In Sight of Mount Monadnock
The first thing you said, when I leaned down to embrace you, was, "You
Smiling, you lifted a hand above your head and tucked it beneath your
pillow, so that your bent arm looked like a wing.
Then you said, "I never knew dying was as hard as giving birth."
When you inhaled, it sounded like you were drawing oxygen up through
deep water. Your exhalations were exhausted grunts, the kind of noise
you'd make putting down a heavy object. I sat on a chair beside your
bed and you shifted your position to face me, wincing as you moved.
You asked about my children. Your own had arrived earlier in the day,
summoned by their father.

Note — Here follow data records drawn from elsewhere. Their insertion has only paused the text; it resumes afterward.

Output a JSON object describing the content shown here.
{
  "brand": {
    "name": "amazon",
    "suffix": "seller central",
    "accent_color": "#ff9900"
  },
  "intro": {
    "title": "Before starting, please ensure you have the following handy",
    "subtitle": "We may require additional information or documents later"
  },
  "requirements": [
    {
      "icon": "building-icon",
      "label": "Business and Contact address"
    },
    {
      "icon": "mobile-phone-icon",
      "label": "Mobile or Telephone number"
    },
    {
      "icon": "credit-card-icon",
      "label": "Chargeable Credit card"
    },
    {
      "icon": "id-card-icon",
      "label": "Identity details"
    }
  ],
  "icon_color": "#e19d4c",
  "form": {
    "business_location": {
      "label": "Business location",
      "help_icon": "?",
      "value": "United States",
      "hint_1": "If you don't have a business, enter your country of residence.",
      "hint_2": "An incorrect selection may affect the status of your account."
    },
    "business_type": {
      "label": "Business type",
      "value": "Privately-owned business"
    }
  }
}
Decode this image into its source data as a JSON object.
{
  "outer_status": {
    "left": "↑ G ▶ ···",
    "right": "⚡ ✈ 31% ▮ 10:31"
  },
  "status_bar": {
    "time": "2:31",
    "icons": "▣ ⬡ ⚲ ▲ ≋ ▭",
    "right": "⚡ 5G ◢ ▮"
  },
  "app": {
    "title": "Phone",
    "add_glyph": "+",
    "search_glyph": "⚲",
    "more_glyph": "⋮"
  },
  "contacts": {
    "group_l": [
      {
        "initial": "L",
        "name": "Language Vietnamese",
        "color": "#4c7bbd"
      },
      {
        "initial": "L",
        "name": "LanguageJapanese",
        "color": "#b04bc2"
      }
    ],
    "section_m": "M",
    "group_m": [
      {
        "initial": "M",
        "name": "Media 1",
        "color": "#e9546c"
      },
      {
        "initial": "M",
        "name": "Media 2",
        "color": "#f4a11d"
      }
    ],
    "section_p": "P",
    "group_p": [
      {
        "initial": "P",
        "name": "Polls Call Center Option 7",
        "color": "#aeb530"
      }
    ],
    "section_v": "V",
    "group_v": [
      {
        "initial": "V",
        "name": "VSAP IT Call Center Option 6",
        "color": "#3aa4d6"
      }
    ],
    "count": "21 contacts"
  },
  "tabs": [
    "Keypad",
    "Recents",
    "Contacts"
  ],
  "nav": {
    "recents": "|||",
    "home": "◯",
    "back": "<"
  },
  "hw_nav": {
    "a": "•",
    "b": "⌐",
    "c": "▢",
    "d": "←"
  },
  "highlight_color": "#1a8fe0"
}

They would take turns sleeping beside you
through the night, but for now you and I were alone, two sisters
through marriage, the 'out-laws' as we called ourselves.
"Was it like this for your mother?" you asked.
I nodded and you nodded in response, as though we were in agreement on
an important but undisclosed issue.
I don't remember the last thing you said to me. It was something about
coffee, I think, or raspberries—something about taste and
pleasure. Then you closed your eyes. When I thought you had fallen
asleep, I slipped my fingers under the hand that lay curled on the
bedspread, like something you had already left behind. Your skin was
cool and dry.
I turned to the window and looked out at the empty laundry line, which
you had erected, years before, in view of the mountain. I watched the
loose cords sway, first toward the barn, then toward the frozen garden,
rocked by an inaudible wind.
Inside, the effort of your breathing filled the room.
I thought and then said aloud, in case you could hear me, "I know how
hard you're working."
I could think of no way to help you, other than to keep hold of your
hand as you labored.
Lili Flanders lives in Los Angeles. A story of hers won Vestal Review's Ten Years in Flash
Fiction contest, judged by Steve Almond.
Detail of art on main page courtesy
of Rami Efai.
Read LF's postcard.
W i g l e a f